BEGIN INFORMATION

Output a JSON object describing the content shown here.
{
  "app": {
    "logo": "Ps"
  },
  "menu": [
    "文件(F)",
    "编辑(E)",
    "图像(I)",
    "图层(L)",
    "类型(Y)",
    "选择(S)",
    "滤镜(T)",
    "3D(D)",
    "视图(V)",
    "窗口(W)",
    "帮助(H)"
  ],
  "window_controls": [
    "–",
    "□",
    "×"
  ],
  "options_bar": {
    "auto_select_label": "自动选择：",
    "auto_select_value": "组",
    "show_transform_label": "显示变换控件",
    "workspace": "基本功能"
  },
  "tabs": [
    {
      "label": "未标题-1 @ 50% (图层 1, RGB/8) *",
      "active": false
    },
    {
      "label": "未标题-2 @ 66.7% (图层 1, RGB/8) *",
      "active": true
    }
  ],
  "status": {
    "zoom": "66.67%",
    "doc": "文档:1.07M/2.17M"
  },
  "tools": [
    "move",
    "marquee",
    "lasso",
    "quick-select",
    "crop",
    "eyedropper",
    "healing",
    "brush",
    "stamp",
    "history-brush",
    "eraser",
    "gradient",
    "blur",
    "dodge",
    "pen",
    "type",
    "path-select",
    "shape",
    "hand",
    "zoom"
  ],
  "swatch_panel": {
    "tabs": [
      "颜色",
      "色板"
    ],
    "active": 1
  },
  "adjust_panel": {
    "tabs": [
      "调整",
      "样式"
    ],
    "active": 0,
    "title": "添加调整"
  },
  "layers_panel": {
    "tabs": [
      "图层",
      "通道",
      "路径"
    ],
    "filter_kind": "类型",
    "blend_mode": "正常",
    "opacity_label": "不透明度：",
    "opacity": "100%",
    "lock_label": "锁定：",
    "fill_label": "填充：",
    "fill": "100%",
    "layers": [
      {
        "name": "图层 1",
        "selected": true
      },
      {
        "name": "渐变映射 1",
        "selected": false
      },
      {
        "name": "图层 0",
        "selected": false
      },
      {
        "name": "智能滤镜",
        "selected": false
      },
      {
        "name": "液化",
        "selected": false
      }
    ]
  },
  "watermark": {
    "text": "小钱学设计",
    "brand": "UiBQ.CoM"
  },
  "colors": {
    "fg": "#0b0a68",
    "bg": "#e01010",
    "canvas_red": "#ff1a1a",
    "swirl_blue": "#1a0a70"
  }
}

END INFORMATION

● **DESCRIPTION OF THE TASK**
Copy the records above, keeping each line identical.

● **SOLUTION**
Output a JSON object describing the content shown here.
{
  "app": {
    "logo": "Ps"
  },
  "menu": [
    "文件(F)",
    "编辑(E)",
    "图像(I)",
    "图层(L)",
    "类型(Y)",
    "选择(S)",
    "滤镜(T)",
    "3D(D)",
    "视图(V)",
    "窗口(W)",
    "帮助(H)"
  ],
  "window_controls": [
    "–",
    "□",
    "×"
  ],
  "options_bar": {
    "auto_select_label": "自动选择：",
    "auto_select_value": "组",
    "show_transform_label": "显示变换控件",
    "workspace": "基本功能"
  },
  "tabs": [
    {
      "label": "未标题-1 @ 50% (图层 1, RGB/8) *",
      "active": false
    },
    {
      "label": "未标题-2 @ 66.7% (图层 1, RGB/8) *",
      "active": true
    }
  ],
  "status": {
    "zoom": "66.67%",
    "doc": "文档:1.07M/2.17M"
  },
  "tools": [
    "move",
    "marquee",
    "lasso",
    "quick-select",
    "crop",
    "eyedropper",
    "healing",
    "brush",
    "stamp",
    "history-brush",
    "eraser",
    "gradient",
    "blur",
    "dodge",
    "pen",
    "type",
    "path-select",
    "shape",
    "hand",
    "zoom"
  ],
  "swatch_panel": {
    "tabs": [
      "颜色",
      "色板"
    ],
    "active": 1
  },
  "adjust_panel": {
    "tabs": [
      "调整",
      "样式"
    ],
    "active": 0,
    "title": "添加调整"
  },
  "layers_panel": {
    "tabs": [
      "图层",
      "通道",
      "路径"
    ],
    "filter_kind": "类型",
    "blend_mode": "正常",
    "opacity_label": "不透明度：",
    "opacity": "100%",
    "lock_label": "锁定：",
    "fill_label": "填充：",
    "fill": "100%",
    "layers": [
      {
        "name": "图层 1",
        "selected": true
      },
      {
        "name": "渐变映射 1",
        "selected": false
      },
      {
        "name": "图层 0",
        "selected": false
      },
      {
        "name": "智能滤镜",
        "selected": false
      },
      {
        "name": "液化",
        "selected": false
      }
    ]
  },
  "watermark": {
    "text": "小钱学设计",
    "brand": "UiBQ.CoM"
  },
  "colors": {
    "fg": "#0b0a68",
    "bg": "#e01010",
    "canvas_red": "#ff1a1a",
    "swirl_blue": "#1a0a70"
  }
}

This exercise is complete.